|Awarded for||Outstanding contributions in mathematics attributed to young scientists|
|Presented by||International Mathematical Union (IMU)|
The Fields Medal is a prize awarded to two, three, or four mathematicians under 40 years of age at the International Congress of the International Mathematical Union (IMU), a meeting that takes place every four years. The name of the award honours the Canadian mathematician John Charles Fields.
The Fields Medal is regarded as one of the highest honors a mathematician can receive, and has been described as the Nobel Prize of Mathematics, although there are several major differences, including frequency of award, number of awards, age limits, monetary value, and award criteria. According to the annual Academic Excellence Survey by ARWU, the Fields Medal is consistently regarded as the top award in the field of mathematics worldwide, and in another reputation survey conducted by IREG in 2013–14, the Fields Medal came closely after the Abel Prize as the second most prestigious international award in mathematics.
The prize includes a monetary award which, since 2006, has been CA$15,000. Fields was instrumental in establishing the award, designing the medal himself, and funding the monetary component, though he died before it was established and his plan was overseen by John Lighton Synge.
The medal was first awarded in 1936 to Finnish mathematician Lars Ahlfors and American mathematician Jesse Douglas, and it has been awarded every four years since 1950. Its purpose is to give recognition and support to younger mathematical researchers who have made major contributions. In 2014, the Iranian mathematician Maryam Mirzakhani became the first female Fields Medallist. In all, 64 people have been awarded the Fields Medal.
The most recent group of Fields Medalists received their awards on 5 July 2022 in an online event which was live-streamed from Helsinki, Finland.

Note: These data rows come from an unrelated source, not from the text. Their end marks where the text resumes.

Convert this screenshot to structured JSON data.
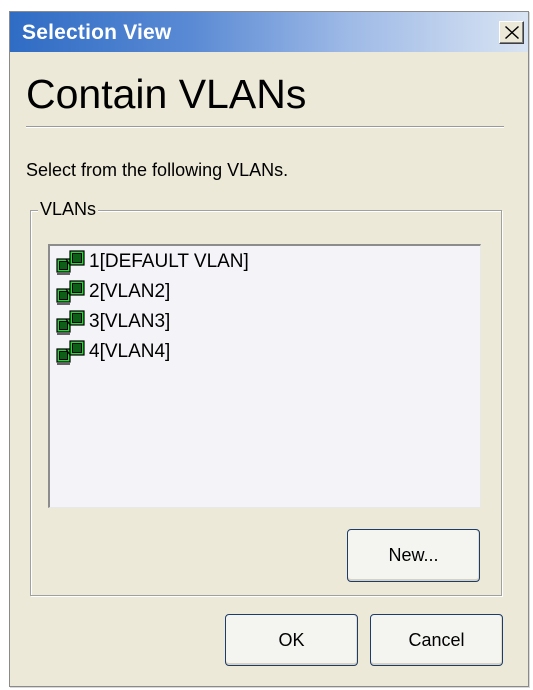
{
  "window": {
    "title": "Selection View",
    "close_label": "close"
  },
  "page": {
    "heading": "Contain VLANs",
    "instruction": "Select from the following VLANs."
  },
  "vlans_group": {
    "legend": "VLANs",
    "items": [
      {
        "label": "1[DEFAULT VLAN]",
        "icon": "vlan-icon"
      },
      {
        "label": "2[VLAN2]",
        "icon": "vlan-icon"
      },
      {
        "label": "3[VLAN3]",
        "icon": "vlan-icon"
      },
      {
        "label": "4[VLAN4]",
        "icon": "vlan-icon"
      }
    ],
    "new_button": "New..."
  },
  "footer": {
    "ok_button": "OK",
    "cancel_button": "Cancel"
  },
  "colors": {
    "titlebar_start": "#2f6cc4",
    "dialog_background": "#ece9d8",
    "icon_green": "#2fd13a",
    "button_border": "#1d3b6b"
  }
}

It was originally meant to be held in Saint Petersburg, Russia, but was moved following the 2022 Russian invasion of Ukraine.